Asian Surveying & Mapping
Breaking News
High-resolution spatial maps to assess climate-related shocks
Insurance companies and governments worldwide are increasingly using spatial...
Aurecon strengthens digital offering in Greater China to help clients future-proof their infrastructure
Hong Kong – As businesses across Asia continue to...
Synspective and GCRS Announce Partnership for SAR Satellite-Based Risk Analysis Solutions in South Asia
Geo Climate Risk  Solutions Pvt. Ltd. (GCRS), a solution...
Teledyne Optech Galaxy T2000 mobilized for earthquake recovery and reconstruction effort in China
Vaughan, Ontario, CANADA – Teledyne Geospatial announced that the State...
Presagis Teams with Kambill Systems to Provide Artificial Intelligence-Based Geospatial Services in Asia Pacific
First two Contracts Awarded by Indian National Survey Agency/State...
Synspective and GCRS Announce Partnership for SAR Satellite-Based Risk Analysis Solutions in South Asia
2022 November 15, Tokyo – Geo Climate Risk Solutions...
Fugro opens state-of-the-art space control centre SpAARC in Perth
Fugro has officially opened the Australian Space Automation, Artificial...
Chinese scientists create new detailed map of moon rocks
BEIJING - Chinese scientists have created a high-resolution map...
Russia and Iran expand space cooperation
Russia and Iran are gradually expanding their cooperation in...
Korea bolsters spatial data cooperation with Tanzania, Ethiopia
The government will help Tanzania and Ethiopia with effective...
  • Jul 30, 2019
  • Comments Off on Researchers from University of Adelaide Win Global Pose Estimation Challenge
  • Feature
  • 681 Views
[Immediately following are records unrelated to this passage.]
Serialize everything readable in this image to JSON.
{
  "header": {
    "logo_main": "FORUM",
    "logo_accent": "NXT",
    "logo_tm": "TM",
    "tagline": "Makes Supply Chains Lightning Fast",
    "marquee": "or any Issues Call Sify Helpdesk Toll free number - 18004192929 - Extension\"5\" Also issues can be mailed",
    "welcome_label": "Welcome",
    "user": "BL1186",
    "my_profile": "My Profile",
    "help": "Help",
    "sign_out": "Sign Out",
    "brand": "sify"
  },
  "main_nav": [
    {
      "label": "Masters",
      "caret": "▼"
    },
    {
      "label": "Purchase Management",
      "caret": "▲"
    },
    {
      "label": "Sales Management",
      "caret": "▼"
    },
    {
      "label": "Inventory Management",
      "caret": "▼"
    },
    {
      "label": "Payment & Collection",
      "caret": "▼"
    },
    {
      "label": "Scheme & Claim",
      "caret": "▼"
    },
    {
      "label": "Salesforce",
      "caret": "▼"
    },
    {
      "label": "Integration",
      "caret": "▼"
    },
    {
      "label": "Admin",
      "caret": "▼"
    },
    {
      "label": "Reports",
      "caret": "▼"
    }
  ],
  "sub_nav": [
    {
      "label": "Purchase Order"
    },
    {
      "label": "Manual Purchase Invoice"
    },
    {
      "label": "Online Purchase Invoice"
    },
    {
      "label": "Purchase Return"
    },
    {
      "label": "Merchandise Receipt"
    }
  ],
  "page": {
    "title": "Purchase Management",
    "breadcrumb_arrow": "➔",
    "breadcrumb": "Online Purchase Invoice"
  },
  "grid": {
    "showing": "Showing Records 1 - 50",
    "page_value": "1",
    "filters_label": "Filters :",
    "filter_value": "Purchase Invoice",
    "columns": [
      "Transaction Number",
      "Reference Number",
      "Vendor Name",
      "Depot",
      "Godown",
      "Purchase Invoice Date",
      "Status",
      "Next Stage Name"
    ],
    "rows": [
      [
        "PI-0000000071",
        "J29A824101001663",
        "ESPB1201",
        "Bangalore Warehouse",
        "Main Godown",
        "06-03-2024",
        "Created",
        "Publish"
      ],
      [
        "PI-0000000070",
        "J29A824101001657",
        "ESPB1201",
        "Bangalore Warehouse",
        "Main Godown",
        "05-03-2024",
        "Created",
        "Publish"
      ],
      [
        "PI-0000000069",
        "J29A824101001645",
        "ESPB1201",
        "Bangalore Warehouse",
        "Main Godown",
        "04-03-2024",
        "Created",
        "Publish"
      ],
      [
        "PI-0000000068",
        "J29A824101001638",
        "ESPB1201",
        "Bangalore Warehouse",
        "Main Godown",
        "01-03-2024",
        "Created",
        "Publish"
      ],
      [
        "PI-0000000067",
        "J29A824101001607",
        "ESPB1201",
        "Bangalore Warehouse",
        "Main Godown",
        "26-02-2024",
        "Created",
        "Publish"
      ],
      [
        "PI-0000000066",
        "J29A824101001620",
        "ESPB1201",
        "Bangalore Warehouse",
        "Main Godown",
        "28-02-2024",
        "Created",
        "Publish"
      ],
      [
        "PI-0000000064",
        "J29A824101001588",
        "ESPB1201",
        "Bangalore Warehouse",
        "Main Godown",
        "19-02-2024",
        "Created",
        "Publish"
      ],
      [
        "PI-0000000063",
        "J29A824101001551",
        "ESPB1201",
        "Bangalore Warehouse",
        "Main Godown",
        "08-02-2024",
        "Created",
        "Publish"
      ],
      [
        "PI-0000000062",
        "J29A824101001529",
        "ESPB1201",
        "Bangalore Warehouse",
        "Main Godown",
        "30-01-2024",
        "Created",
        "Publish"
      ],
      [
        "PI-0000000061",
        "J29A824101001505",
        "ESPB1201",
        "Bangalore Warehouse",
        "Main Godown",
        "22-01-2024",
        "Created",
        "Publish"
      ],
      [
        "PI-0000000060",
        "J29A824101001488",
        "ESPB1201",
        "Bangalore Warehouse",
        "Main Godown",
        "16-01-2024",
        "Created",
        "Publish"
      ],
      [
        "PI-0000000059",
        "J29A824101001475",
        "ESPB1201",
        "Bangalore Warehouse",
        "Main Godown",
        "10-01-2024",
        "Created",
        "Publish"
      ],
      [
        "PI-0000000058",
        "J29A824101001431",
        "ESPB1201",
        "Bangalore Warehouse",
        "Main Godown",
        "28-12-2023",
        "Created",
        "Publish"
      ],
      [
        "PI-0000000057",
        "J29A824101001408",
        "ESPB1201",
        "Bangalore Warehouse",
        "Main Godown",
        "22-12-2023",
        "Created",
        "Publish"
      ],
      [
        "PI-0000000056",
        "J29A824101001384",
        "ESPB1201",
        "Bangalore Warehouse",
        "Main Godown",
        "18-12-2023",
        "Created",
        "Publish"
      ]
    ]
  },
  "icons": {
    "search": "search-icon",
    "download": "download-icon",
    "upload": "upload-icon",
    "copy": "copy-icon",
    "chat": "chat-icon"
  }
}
The team of researchers from the University of Adelaide’s Australian Institute for Machine Learning (AILM) defeated 47 other universities and space technology companies at the international space competition hosted by the European Space Agency.

The South Australian team—including Associate Professor Tat-Jun Chin, Dr. Bo Chen and Dr. Alvaro Parra Bustos—won the challenge to determine the most accurate orientation of an object in space by using machine learning and 3D vision algorithms.

Teams were given individual high-fidelity images of the Tango spacecraft from the 2016 PRISMA mission and were required to determine the orientation of the craft in relation to the observer from close rendezvous.

The goal of the challenge was to estimate the pose—the relative position and attitude—of a known spacecraft in order to help future space missions.

Knowing the exact pose enables the development of debris-removal technologies, refurbishment of expensive space assets, and the development of space depots to facilitate travel toward distant destinations.